--- Task input ---

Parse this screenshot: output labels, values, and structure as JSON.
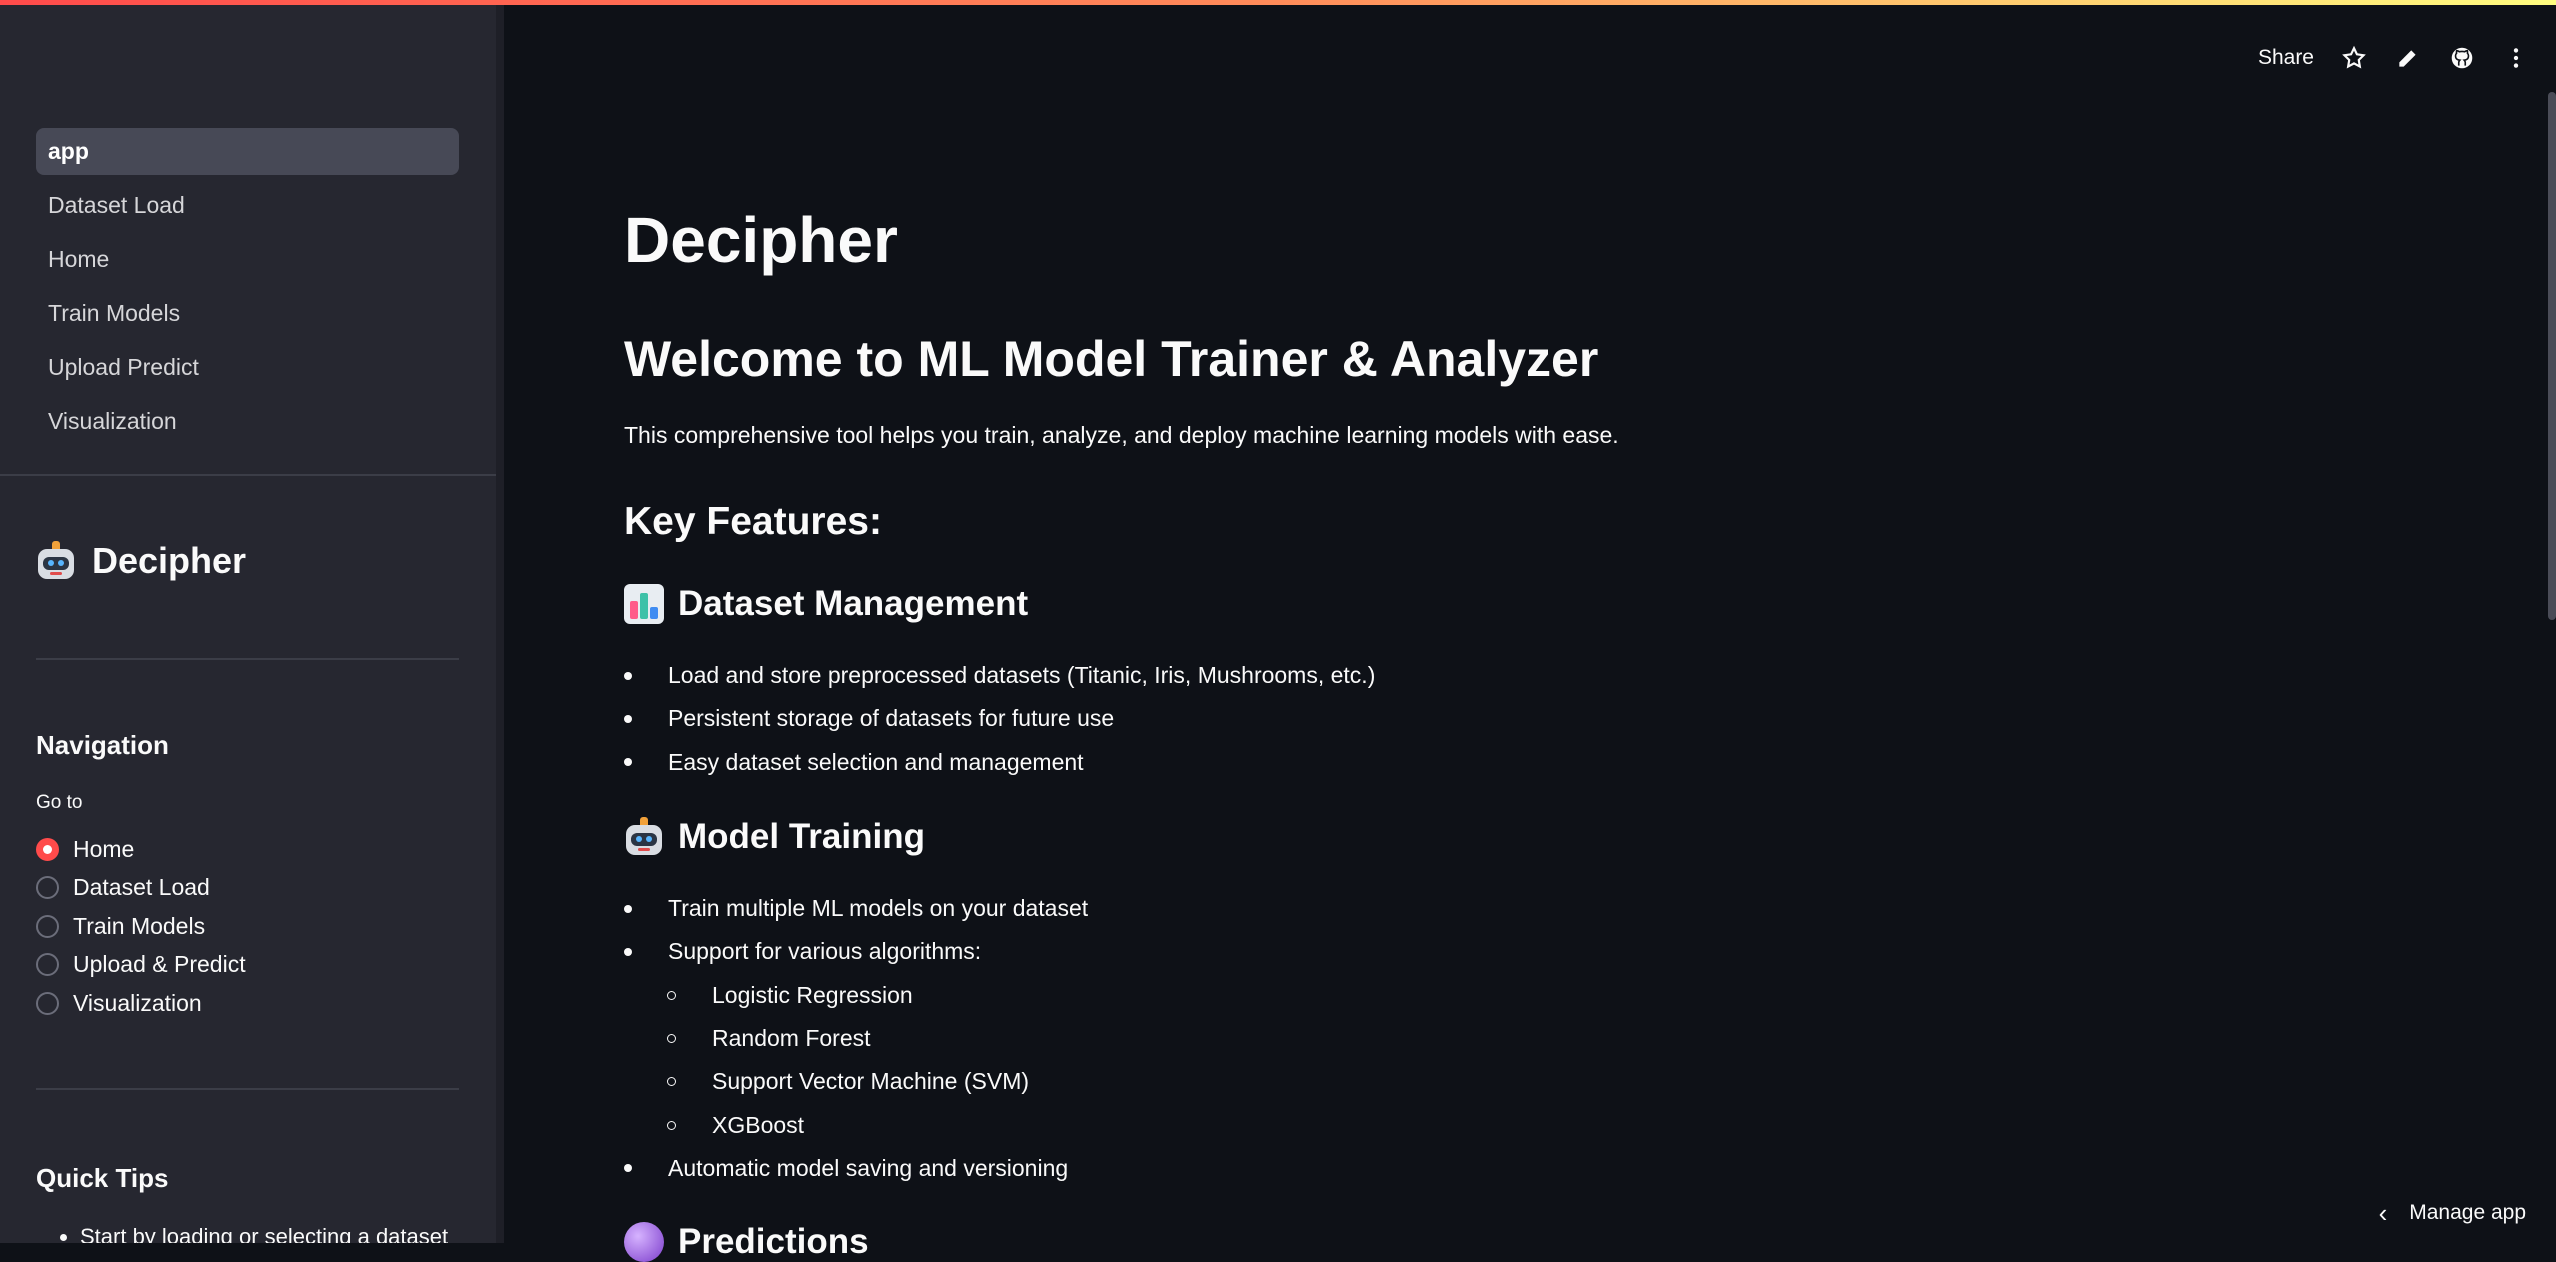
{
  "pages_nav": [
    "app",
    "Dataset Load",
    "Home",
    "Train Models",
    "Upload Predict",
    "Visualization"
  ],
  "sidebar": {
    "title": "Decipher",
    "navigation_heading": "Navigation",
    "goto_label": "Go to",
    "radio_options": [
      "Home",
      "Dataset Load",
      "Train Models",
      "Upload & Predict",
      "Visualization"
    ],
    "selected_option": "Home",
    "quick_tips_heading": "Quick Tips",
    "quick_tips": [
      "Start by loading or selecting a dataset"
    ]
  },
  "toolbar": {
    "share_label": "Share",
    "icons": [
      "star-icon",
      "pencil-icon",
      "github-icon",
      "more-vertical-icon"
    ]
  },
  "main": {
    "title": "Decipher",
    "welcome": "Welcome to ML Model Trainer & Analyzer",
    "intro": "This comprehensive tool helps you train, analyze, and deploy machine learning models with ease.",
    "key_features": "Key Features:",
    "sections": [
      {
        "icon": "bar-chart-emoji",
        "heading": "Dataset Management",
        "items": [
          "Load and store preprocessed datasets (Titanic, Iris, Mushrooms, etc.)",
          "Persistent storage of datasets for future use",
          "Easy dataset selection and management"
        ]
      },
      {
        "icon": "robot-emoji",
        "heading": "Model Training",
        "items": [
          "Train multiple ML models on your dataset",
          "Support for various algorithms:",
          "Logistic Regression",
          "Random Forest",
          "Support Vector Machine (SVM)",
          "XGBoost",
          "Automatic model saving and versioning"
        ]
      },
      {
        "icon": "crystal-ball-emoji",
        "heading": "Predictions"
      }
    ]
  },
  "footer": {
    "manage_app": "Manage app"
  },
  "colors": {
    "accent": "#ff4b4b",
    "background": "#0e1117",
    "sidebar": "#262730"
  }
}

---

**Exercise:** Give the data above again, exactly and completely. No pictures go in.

**Response:**
Parse this screenshot: output labels, values, and structure as JSON.
{
  "pages_nav": [
    "app",
    "Dataset Load",
    "Home",
    "Train Models",
    "Upload Predict",
    "Visualization"
  ],
  "sidebar": {
    "title": "Decipher",
    "navigation_heading": "Navigation",
    "goto_label": "Go to",
    "radio_options": [
      "Home",
      "Dataset Load",
      "Train Models",
      "Upload & Predict",
      "Visualization"
    ],
    "selected_option": "Home",
    "quick_tips_heading": "Quick Tips",
    "quick_tips": [
      "Start by loading or selecting a dataset"
    ]
  },
  "toolbar": {
    "share_label": "Share",
    "icons": [
      "star-icon",
      "pencil-icon",
      "github-icon",
      "more-vertical-icon"
    ]
  },
  "main": {
    "title": "Decipher",
    "welcome": "Welcome to ML Model Trainer & Analyzer",
    "intro": "This comprehensive tool helps you train, analyze, and deploy machine learning models with ease.",
    "key_features": "Key Features:",
    "sections": [
      {
        "icon": "bar-chart-emoji",
        "heading": "Dataset Management",
        "items": [
          "Load and store preprocessed datasets (Titanic, Iris, Mushrooms, etc.)",
          "Persistent storage of datasets for future use",
          "Easy dataset selection and management"
        ]
      },
      {
        "icon": "robot-emoji",
        "heading": "Model Training",
        "items": [
          "Train multiple ML models on your dataset",
          "Support for various algorithms:",
          "Logistic Regression",
          "Random Forest",
          "Support Vector Machine (SVM)",
          "XGBoost",
          "Automatic model saving and versioning"
        ]
      },
      {
        "icon": "crystal-ball-emoji",
        "heading": "Predictions"
      }
    ]
  },
  "footer": {
    "manage_app": "Manage app"
  },
  "colors": {
    "accent": "#ff4b4b",
    "background": "#0e1117",
    "sidebar": "#262730"
  }
}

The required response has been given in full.